This has been shown in dozens of clinical studies to be a highly effective way of managing diabetes naturally.
By eating a diet low in carbs and high in fat and protein you can address the root cause of diabetes, which is high blood sugar.
Now, there is some good news and bad news about this kind of diet.
The good news is that you don’t need to starve yourself - you can eat every meal until you feel full. This isn’t about cutting calories, it’s just about changing where those calories are coming from.
The typical American diet of 2000 calories typically has:
- 1400 calories from carbs (350g at 4 calories per gram)
- 350 calories from protein (85g at 4 calories per gram)
- 450 calories from fat (50g at 9 calories per gram)
As you can see, this kind of diet is heavily skewed towards carbs.
The typical low-carb high-fat diet that is recommend for those with diabetes looks something like this:
- 200 calories or less from carbs (50g)
- 400 calories from protein (100g)
- 1400 calories from fat (155g)
This diet really turns the traditional American diet upside down.
So the good news is that you can still eat until you are full and satiated, that sounds like a win. What’s the bad news?
The bad news is that actually maintaining a low-carb diet can be very tricky. As you saw from the stats above, most people are used to getting a significant majority of their calories from carbs.
As a result learning to eat without carbs can be a real challenge for a lot of people.
Fortunately, there are some “hacks” you can use to make low-carb diets easier.
One of our favorites is using low-carb meal replacement shakes.
If a typical meal has anywhere between 50g - 100g of carbs, one of the easiest ways to cut those carbs out is by just drinking a shake instead.
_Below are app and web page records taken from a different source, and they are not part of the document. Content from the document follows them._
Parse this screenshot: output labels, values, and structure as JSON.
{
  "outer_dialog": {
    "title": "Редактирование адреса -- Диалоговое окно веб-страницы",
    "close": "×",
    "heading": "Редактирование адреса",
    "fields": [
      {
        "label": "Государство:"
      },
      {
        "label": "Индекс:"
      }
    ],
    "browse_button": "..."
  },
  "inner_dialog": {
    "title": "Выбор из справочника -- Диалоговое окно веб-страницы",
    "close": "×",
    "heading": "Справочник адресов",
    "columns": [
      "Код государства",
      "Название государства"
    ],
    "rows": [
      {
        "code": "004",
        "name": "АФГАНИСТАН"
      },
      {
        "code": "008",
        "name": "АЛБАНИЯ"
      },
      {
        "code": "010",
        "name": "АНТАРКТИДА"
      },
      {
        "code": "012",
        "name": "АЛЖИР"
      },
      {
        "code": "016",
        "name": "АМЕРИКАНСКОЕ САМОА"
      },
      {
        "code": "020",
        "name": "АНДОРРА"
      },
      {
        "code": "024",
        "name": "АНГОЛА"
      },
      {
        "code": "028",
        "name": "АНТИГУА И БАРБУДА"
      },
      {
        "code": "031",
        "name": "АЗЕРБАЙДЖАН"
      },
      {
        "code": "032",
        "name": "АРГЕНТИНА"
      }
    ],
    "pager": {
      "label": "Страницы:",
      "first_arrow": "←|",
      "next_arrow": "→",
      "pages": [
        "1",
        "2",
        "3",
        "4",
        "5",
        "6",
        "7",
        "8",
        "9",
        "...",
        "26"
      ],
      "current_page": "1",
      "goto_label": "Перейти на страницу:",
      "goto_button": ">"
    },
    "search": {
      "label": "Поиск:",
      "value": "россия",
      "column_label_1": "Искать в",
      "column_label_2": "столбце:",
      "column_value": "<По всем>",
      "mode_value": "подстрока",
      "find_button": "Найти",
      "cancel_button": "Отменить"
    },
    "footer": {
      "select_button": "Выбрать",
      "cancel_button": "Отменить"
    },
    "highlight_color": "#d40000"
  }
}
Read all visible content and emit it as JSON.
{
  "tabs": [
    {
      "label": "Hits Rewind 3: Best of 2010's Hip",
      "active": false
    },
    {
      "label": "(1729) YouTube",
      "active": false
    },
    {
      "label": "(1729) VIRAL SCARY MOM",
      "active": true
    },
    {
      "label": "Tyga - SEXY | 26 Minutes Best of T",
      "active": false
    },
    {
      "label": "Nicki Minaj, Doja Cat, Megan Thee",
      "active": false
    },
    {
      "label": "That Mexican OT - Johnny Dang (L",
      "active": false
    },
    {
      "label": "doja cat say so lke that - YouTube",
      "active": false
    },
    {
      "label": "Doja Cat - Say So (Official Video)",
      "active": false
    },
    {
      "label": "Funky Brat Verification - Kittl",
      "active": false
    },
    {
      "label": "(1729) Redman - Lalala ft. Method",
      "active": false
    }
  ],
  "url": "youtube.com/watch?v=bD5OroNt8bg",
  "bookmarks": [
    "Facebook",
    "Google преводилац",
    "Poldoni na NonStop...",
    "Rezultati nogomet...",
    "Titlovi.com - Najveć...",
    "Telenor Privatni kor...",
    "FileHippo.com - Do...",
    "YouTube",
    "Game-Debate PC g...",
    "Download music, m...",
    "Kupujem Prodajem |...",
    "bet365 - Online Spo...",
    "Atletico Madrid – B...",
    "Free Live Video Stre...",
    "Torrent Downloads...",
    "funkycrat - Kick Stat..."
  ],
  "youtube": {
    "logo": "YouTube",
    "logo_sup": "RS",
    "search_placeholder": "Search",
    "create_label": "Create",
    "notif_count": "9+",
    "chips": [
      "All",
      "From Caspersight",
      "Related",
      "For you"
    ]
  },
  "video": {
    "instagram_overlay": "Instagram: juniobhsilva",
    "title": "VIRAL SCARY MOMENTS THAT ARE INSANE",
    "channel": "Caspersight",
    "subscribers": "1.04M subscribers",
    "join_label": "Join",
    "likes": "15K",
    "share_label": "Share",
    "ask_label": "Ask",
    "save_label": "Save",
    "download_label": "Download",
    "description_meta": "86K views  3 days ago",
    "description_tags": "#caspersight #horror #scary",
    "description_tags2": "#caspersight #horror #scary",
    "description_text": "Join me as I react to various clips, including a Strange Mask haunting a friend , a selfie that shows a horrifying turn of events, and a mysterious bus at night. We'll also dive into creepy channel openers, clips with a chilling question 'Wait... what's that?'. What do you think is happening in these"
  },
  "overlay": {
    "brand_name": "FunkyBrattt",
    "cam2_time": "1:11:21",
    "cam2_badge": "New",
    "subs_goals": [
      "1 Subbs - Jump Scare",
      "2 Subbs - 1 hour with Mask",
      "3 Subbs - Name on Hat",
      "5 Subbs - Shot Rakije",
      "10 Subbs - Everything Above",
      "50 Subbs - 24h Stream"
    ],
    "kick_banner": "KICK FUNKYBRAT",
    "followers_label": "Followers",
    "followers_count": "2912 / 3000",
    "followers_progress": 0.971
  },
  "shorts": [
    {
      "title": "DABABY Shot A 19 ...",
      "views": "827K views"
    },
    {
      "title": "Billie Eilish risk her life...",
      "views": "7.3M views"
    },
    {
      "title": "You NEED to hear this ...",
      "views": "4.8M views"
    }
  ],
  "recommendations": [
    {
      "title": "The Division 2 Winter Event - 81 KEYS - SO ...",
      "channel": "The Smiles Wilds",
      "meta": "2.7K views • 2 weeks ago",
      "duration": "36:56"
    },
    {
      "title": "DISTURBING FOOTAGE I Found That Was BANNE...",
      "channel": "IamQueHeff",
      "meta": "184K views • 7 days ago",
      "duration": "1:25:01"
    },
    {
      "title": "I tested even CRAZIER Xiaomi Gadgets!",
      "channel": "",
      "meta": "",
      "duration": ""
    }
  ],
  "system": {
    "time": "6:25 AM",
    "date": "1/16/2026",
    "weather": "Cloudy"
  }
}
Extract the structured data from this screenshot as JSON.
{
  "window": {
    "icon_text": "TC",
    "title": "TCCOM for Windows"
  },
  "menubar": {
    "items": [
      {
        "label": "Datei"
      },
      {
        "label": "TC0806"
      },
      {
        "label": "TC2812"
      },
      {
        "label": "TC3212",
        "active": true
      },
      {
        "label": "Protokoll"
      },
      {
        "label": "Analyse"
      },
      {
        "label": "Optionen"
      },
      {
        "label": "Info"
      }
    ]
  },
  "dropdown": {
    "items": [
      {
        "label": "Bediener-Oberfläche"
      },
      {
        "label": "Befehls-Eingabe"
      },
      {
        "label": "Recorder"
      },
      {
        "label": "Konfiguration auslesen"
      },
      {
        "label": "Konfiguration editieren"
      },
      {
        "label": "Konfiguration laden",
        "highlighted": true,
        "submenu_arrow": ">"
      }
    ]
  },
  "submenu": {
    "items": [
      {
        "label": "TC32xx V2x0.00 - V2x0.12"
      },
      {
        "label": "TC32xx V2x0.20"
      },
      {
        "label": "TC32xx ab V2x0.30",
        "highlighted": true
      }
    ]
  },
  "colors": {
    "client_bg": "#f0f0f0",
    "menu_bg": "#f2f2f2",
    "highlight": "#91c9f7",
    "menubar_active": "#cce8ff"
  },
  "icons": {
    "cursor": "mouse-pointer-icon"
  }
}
Type2Diet shakes have just 2g of carbs and taste really great and fill you up. By drinking 1–2 shakes a day to replace 1–2 meals you can massively reduce the amount of carbs in your diet, and if you can do that, you can be on your way to naturally lower blood sugar levels and diabetes remission.